Cytomegalovirus (CMV)

          Most common congenital viral infection
          ~40,000 infants per year in the U.S.
          Mild, self limiting illness
          Transmission can occur with primary infection or reactivation of virus
          40% risk of transmission in primary infection
          Studies suggest increased risk of transmission later in pregnancy
          However, more severe sequalae associated with earlier acquisition

Clinical Manifestations:

          90% are asymptomatic at birth!
          Up to 15% develop symptoms later, notably sensorineural hearing loss
          Symptomatic infection
          SGA, HSM, petechiae, jaundice, chorioretinitis, periventricular calcifications, neurological deficits
          >80% develop long term complications
          Hearing loss, vision impairment, developmental delay
Cytomegalovirus CMV Infection in Newborn. Transmission of CMV Infection from Mother to Baby
Massive ventricle Enlargement 

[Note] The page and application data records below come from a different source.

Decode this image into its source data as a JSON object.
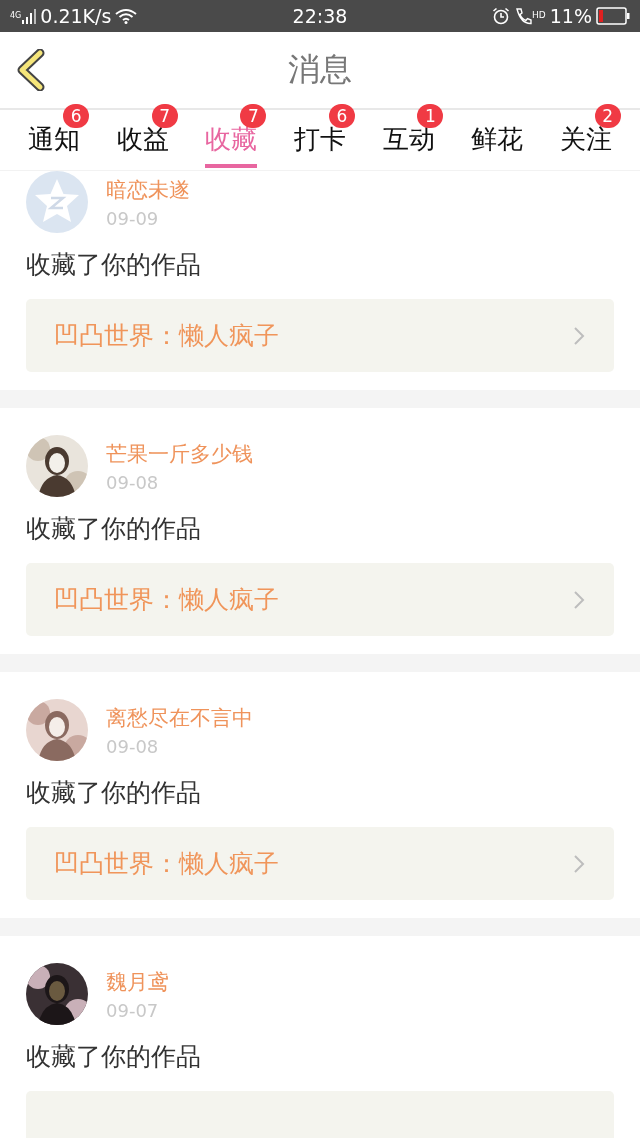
{
  "status_bar": {
    "network": "4G",
    "speed": "0.21K/s",
    "time": "22:38",
    "call_badge": "HD",
    "battery": "11%"
  },
  "header": {
    "title": "消息"
  },
  "tabs": [
    {
      "label": "通知",
      "badge": "6",
      "selected": false
    },
    {
      "label": "收益",
      "badge": "7",
      "selected": false
    },
    {
      "label": "收藏",
      "badge": "7",
      "selected": true
    },
    {
      "label": "打卡",
      "badge": "6",
      "selected": false
    },
    {
      "label": "互动",
      "badge": "1",
      "selected": false
    },
    {
      "label": "鲜花",
      "selected": false
    },
    {
      "label": "关注",
      "badge": "2",
      "selected": false
    }
  ],
  "messages": [
    {
      "avatar": {
        "kind": "default"
      },
      "name": "暗恋未遂",
      "date": "09-09",
      "action": "收藏了你的作品",
      "work": "凹凸世界：懒人疯子"
    },
    {
      "name": "芒果一斤多少钱",
      "date": "09-08",
      "action": "收藏了你的作品",
      "work": "凹凸世界：懒人疯子"
    },
    {
      "name": "离愁尽在不言中",
      "date": "09-08",
      "action": "收藏了你的作品",
      "work": "凹凸世界：懒人疯子"
    },
    {
      "name": "魏月鸢",
      "date": "09-07",
      "action": "收藏了你的作品"
    }
  ]
}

          Maternal IgG shows only past infection
          Infection common – this is useless
          Viral isolation from urine or saliva in 1st 3weeks of life
          Afterwards may represent post-natal infection
          Viral load and DNA copies can be assessed by PCR
          Less useful for diagnosis, but helps in following viral activity in patient
          Serologies not helpful given high antibody in population


          Ganciclovir is given for the duration of 6wks in symptomatic infants
          Studies show improvement or no progression of hearing loss at 6mos
          No other outcomes evaluated (development, etc.)
          Neutropenia often leads to cessation of therapy
          Treatment currently not recommended in asymptomatic infants due to side effects
          Area of active research to include use of valgancyclovir, treating asx patients, etc.

Post a Comment Blogger

Post Your Reply and Give Your Opinion About the Post